Each entry below must be given again word for word, with no pictures.

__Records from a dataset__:
◆ ◆ ◆ ◆ ◆ ◆ ◆

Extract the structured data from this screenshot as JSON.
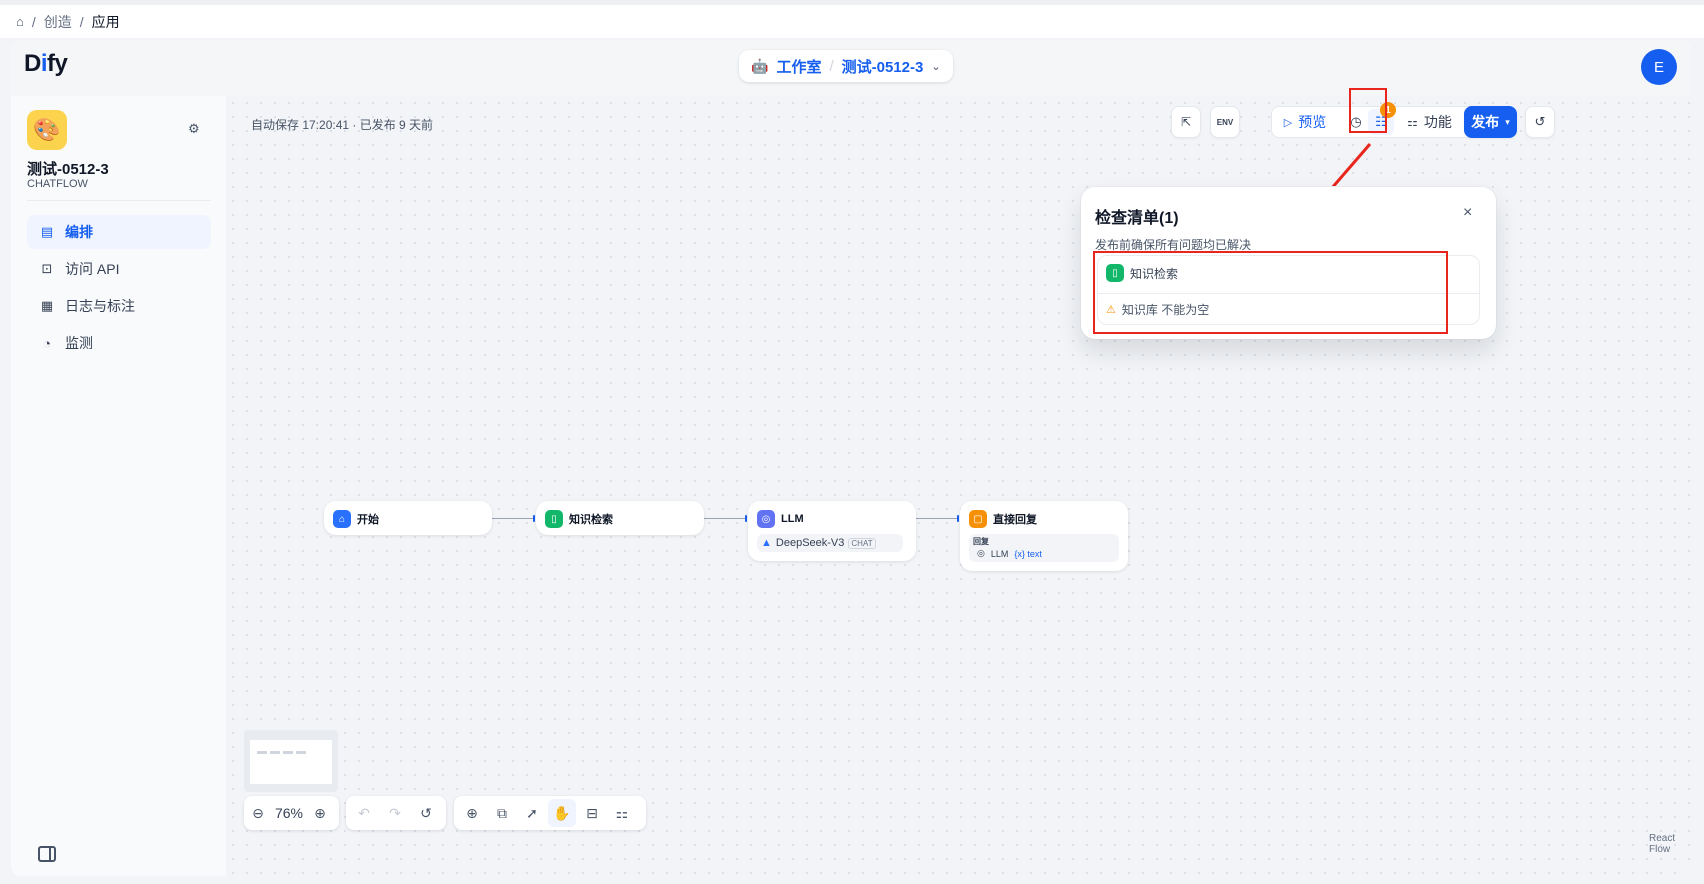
{
  "breadcrumb": {
    "home_icon": "home-icon",
    "sep": "/",
    "items": [
      "创造",
      "应用"
    ]
  },
  "header": {
    "logo": {
      "prefix": "D",
      "i": "i",
      "suffix": "fy"
    },
    "studio": "工作室",
    "slash": "/",
    "app": "测试-0512-3",
    "chevron": "⌄",
    "avatar": "E"
  },
  "sidebar": {
    "app_name": "测试-0512-3",
    "app_type": "CHATFLOW",
    "app_emoji": "🎨",
    "nav": [
      {
        "label": "编排",
        "icon": "layout-icon",
        "active": true
      },
      {
        "label": "访问 API",
        "icon": "terminal-icon",
        "active": false
      },
      {
        "label": "日志与标注",
        "icon": "file-list-icon",
        "active": false
      },
      {
        "label": "监测",
        "icon": "dashboard-icon",
        "active": false
      }
    ]
  },
  "toolbar": {
    "autosave": "自动保存 17:20:41 · 已发布 9 天前",
    "preview": "预览",
    "features": "功能",
    "publish": "发布",
    "env": "ENV",
    "checklist_badge": "1"
  },
  "checklist": {
    "title": "检查清单(1)",
    "subtitle": "发布前确保所有问题均已解决",
    "close": "×",
    "issue_node": "知识检索",
    "issue_message": "知识库 不能为空"
  },
  "nodes": [
    {
      "label": "开始",
      "type": "start"
    },
    {
      "label": "知识检索",
      "type": "knowledge-retrieval"
    },
    {
      "label": "LLM",
      "type": "llm",
      "model": "DeepSeek-V3",
      "mode": "CHAT"
    },
    {
      "label": "直接回复",
      "type": "answer",
      "field_label": "回复",
      "var_source": "LLM",
      "var_name": "{x} text"
    }
  ],
  "controls": {
    "zoom": "76%"
  },
  "attribution": "React Flow"
}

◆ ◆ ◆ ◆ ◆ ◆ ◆

__Answer space__:
Extract the structured data from this screenshot as JSON.
{
  "breadcrumb": {
    "home_icon": "home-icon",
    "sep": "/",
    "items": [
      "创造",
      "应用"
    ]
  },
  "header": {
    "logo": {
      "prefix": "D",
      "i": "i",
      "suffix": "fy"
    },
    "studio": "工作室",
    "slash": "/",
    "app": "测试-0512-3",
    "chevron": "⌄",
    "avatar": "E"
  },
  "sidebar": {
    "app_name": "测试-0512-3",
    "app_type": "CHATFLOW",
    "app_emoji": "🎨",
    "nav": [
      {
        "label": "编排",
        "icon": "layout-icon",
        "active": true
      },
      {
        "label": "访问 API",
        "icon": "terminal-icon",
        "active": false
      },
      {
        "label": "日志与标注",
        "icon": "file-list-icon",
        "active": false
      },
      {
        "label": "监测",
        "icon": "dashboard-icon",
        "active": false
      }
    ]
  },
  "toolbar": {
    "autosave": "自动保存 17:20:41 · 已发布 9 天前",
    "preview": "预览",
    "features": "功能",
    "publish": "发布",
    "env": "ENV",
    "checklist_badge": "1"
  },
  "checklist": {
    "title": "检查清单(1)",
    "subtitle": "发布前确保所有问题均已解决",
    "close": "×",
    "issue_node": "知识检索",
    "issue_message": "知识库 不能为空"
  },
  "nodes": [
    {
      "label": "开始",
      "type": "start"
    },
    {
      "label": "知识检索",
      "type": "knowledge-retrieval"
    },
    {
      "label": "LLM",
      "type": "llm",
      "model": "DeepSeek-V3",
      "mode": "CHAT"
    },
    {
      "label": "直接回复",
      "type": "answer",
      "field_label": "回复",
      "var_source": "LLM",
      "var_name": "{x} text"
    }
  ],
  "controls": {
    "zoom": "76%"
  },
  "attribution": "React Flow"
}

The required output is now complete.